Colleges Trying to Stem Tide of Players Selling Autographs, Memorabilia

It may seem hard to comprehend in Chicago.  Strange in St. Louis.  Bizarre in Boston.  But in college towns and hotbeds for campus sports, there’s a big market for autographs and memorabilia from players who are still in school (or supposed to be).

Autographed Oregon Ducks helmetAllegations of players trading autographs and team memorabilia for goods, services and sometimes cash have made 2011 a nightmare for Ohio State. Other schools say it’s a potential problem.

The NCAA doesn’t want players to benefit from the sale of anything.  Doing so is a violation that could land a team on probation.  Yet for years, deals have gone on between star players and memorabilia dealers–all done under wraps.  The university can sell or auction player memorabilia.  The athlete just can’t get a cut.

Now, the schools are starting to step up their efforts to stay clean by keeping a lid on who their athletes can associate with.

The rise of the Oregon football program is one example.
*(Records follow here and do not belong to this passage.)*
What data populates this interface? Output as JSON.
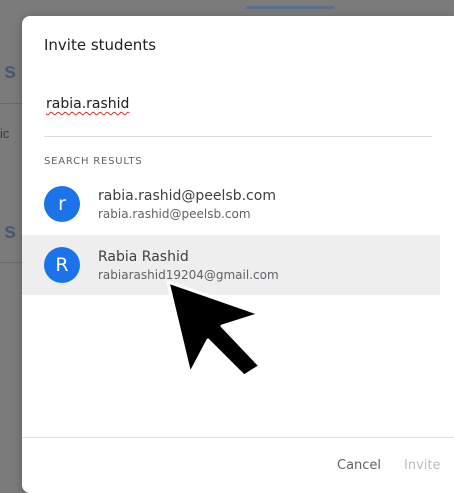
{
  "background": {
    "frag1": "s",
    "frag2": "ic",
    "frag3": "s"
  },
  "dialog": {
    "title": "Invite students",
    "search": {
      "value": "rabia.rashid"
    },
    "section_label": "SEARCH RESULTS",
    "results": [
      {
        "avatar_letter": "r",
        "name": "rabia.rashid@peelsb.com",
        "email": "rabia.rashid@peelsb.com",
        "highlighted": false
      },
      {
        "avatar_letter": "R",
        "name": "Rabia Rashid",
        "email": "rabiarashid19204@gmail.com",
        "highlighted": true
      }
    ],
    "footer": {
      "cancel_label": "Cancel",
      "invite_label": "Invite"
    }
  },
  "colors": {
    "avatar": "#1a73e8",
    "highlight_row": "#eeeeee",
    "overlay": "#7b7b7b"
  },
  "cursor": {
    "icon": "arrow-cursor-icon"
  }
}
Oregon Live talked with school officials and even a local seller about what goes on behind the scenes.